Output the full listing verbatim.

--- START ---

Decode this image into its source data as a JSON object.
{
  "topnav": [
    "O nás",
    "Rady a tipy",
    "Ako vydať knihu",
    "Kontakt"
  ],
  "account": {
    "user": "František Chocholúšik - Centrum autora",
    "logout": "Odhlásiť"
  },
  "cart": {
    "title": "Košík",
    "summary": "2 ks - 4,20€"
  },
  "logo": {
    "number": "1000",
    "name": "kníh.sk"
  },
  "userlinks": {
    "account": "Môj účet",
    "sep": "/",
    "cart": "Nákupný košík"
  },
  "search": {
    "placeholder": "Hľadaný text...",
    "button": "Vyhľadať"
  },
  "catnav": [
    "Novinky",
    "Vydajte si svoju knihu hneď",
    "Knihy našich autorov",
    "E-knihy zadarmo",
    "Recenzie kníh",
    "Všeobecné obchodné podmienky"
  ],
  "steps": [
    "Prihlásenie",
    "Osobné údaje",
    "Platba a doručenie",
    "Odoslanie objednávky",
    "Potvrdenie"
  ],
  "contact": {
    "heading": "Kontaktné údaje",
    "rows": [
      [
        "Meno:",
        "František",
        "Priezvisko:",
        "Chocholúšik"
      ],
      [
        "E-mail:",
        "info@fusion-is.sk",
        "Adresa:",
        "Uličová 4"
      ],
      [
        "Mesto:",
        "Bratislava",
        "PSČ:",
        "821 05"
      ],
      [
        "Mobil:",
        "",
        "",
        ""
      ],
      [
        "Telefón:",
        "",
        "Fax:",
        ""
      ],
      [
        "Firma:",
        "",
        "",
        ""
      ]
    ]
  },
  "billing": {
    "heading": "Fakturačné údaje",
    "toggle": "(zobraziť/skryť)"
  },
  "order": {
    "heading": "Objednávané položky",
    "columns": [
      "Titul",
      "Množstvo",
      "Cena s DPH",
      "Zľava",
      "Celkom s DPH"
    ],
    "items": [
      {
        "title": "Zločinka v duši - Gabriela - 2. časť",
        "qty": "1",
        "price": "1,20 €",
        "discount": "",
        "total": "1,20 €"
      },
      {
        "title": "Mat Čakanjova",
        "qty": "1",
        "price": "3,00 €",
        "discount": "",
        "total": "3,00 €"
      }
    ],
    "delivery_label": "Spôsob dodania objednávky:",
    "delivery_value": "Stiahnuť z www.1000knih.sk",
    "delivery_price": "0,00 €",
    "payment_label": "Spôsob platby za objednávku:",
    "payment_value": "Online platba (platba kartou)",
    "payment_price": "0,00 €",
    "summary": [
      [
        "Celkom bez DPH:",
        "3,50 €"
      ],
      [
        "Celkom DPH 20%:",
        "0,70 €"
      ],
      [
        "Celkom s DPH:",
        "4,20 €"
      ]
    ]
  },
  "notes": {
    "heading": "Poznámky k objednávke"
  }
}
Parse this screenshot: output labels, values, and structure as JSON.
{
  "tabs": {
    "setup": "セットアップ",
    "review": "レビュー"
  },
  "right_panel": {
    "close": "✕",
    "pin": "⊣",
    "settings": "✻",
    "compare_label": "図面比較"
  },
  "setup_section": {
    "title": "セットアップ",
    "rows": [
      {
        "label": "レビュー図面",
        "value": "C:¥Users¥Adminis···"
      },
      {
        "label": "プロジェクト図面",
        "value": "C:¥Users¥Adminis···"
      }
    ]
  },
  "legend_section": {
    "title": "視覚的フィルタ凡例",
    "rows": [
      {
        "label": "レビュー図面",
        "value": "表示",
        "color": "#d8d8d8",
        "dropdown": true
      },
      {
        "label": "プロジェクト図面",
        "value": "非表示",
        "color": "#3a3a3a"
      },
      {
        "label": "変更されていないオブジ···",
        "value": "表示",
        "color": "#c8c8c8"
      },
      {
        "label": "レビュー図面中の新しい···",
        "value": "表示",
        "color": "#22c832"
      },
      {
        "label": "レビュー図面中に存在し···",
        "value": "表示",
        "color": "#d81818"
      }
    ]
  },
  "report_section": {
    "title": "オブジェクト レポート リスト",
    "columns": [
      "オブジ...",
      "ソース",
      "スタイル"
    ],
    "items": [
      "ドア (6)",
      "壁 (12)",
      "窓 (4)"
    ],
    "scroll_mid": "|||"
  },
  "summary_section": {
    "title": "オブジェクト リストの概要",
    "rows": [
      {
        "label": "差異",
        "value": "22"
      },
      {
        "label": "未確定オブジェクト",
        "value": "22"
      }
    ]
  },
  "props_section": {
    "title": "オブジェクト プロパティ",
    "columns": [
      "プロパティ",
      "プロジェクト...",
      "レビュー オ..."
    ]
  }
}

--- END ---

**ANSWER TO THE EXERCISE**:
Decode this image into its source data as a JSON object.
{
  "topnav": [
    "O nás",
    "Rady a tipy",
    "Ako vydať knihu",
    "Kontakt"
  ],
  "account": {
    "user": "František Chocholúšik - Centrum autora",
    "logout": "Odhlásiť"
  },
  "cart": {
    "title": "Košík",
    "summary": "2 ks - 4,20€"
  },
  "logo": {
    "number": "1000",
    "name": "kníh.sk"
  },
  "userlinks": {
    "account": "Môj účet",
    "sep": "/",
    "cart": "Nákupný košík"
  },
  "search": {
    "placeholder": "Hľadaný text...",
    "button": "Vyhľadať"
  },
  "catnav": [
    "Novinky",
    "Vydajte si svoju knihu hneď",
    "Knihy našich autorov",
    "E-knihy zadarmo",
    "Recenzie kníh",
    "Všeobecné obchodné podmienky"
  ],
  "steps": [
    "Prihlásenie",
    "Osobné údaje",
    "Platba a doručenie",
    "Odoslanie objednávky",
    "Potvrdenie"
  ],
  "contact": {
    "heading": "Kontaktné údaje",
    "rows": [
      [
        "Meno:",
        "František",
        "Priezvisko:",
        "Chocholúšik"
      ],
      [
        "E-mail:",
        "info@fusion-is.sk",
        "Adresa:",
        "Uličová 4"
      ],
      [
        "Mesto:",
        "Bratislava",
        "PSČ:",
        "821 05"
      ],
      [
        "Mobil:",
        "",
        "",
        ""
      ],
      [
        "Telefón:",
        "",
        "Fax:",
        ""
      ],
      [
        "Firma:",
        "",
        "",
        ""
      ]
    ]
  },
  "billing": {
    "heading": "Fakturačné údaje",
    "toggle": "(zobraziť/skryť)"
  },
  "order": {
    "heading": "Objednávané položky",
    "columns": [
      "Titul",
      "Množstvo",
      "Cena s DPH",
      "Zľava",
      "Celkom s DPH"
    ],
    "items": [
      {
        "title": "Zločinka v duši - Gabriela - 2. časť",
        "qty": "1",
        "price": "1,20 €",
        "discount": "",
        "total": "1,20 €"
      },
      {
        "title": "Mat Čakanjova",
        "qty": "1",
        "price": "3,00 €",
        "discount": "",
        "total": "3,00 €"
      }
    ],
    "delivery_label": "Spôsob dodania objednávky:",
    "delivery_value": "Stiahnuť z www.1000knih.sk",
    "delivery_price": "0,00 €",
    "payment_label": "Spôsob platby za objednávku:",
    "payment_value": "Online platba (platba kartou)",
    "payment_price": "0,00 €",
    "summary": [
      [
        "Celkom bez DPH:",
        "3,50 €"
      ],
      [
        "Celkom DPH 20%:",
        "0,70 €"
      ],
      [
        "Celkom s DPH:",
        "4,20 €"
      ]
    ]
  },
  "notes": {
    "heading": "Poznámky k objednávke"
  }
}
Parse this screenshot: output labels, values, and structure as JSON.
{
  "tabs": {
    "setup": "セットアップ",
    "review": "レビュー"
  },
  "right_panel": {
    "close": "✕",
    "pin": "⊣",
    "settings": "✻",
    "compare_label": "図面比較"
  },
  "setup_section": {
    "title": "セットアップ",
    "rows": [
      {
        "label": "レビュー図面",
        "value": "C:¥Users¥Adminis···"
      },
      {
        "label": "プロジェクト図面",
        "value": "C:¥Users¥Adminis···"
      }
    ]
  },
  "legend_section": {
    "title": "視覚的フィルタ凡例",
    "rows": [
      {
        "label": "レビュー図面",
        "value": "表示",
        "color": "#d8d8d8",
        "dropdown": true
      },
      {
        "label": "プロジェクト図面",
        "value": "非表示",
        "color": "#3a3a3a"
      },
      {
        "label": "変更されていないオブジ···",
        "value": "表示",
        "color": "#c8c8c8"
      },
      {
        "label": "レビュー図面中の新しい···",
        "value": "表示",
        "color": "#22c832"
      },
      {
        "label": "レビュー図面中に存在し···",
        "value": "表示",
        "color": "#d81818"
      }
    ]
  },
  "report_section": {
    "title": "オブジェクト レポート リスト",
    "columns": [
      "オブジ...",
      "ソース",
      "スタイル"
    ],
    "items": [
      "ドア (6)",
      "壁 (12)",
      "窓 (4)"
    ],
    "scroll_mid": "|||"
  },
  "summary_section": {
    "title": "オブジェクト リストの概要",
    "rows": [
      {
        "label": "差異",
        "value": "22"
      },
      {
        "label": "未確定オブジェクト",
        "value": "22"
      }
    ]
  },
  "props_section": {
    "title": "オブジェクト プロパティ",
    "columns": [
      "プロパティ",
      "プロジェクト...",
      "レビュー オ..."
    ]
  }
}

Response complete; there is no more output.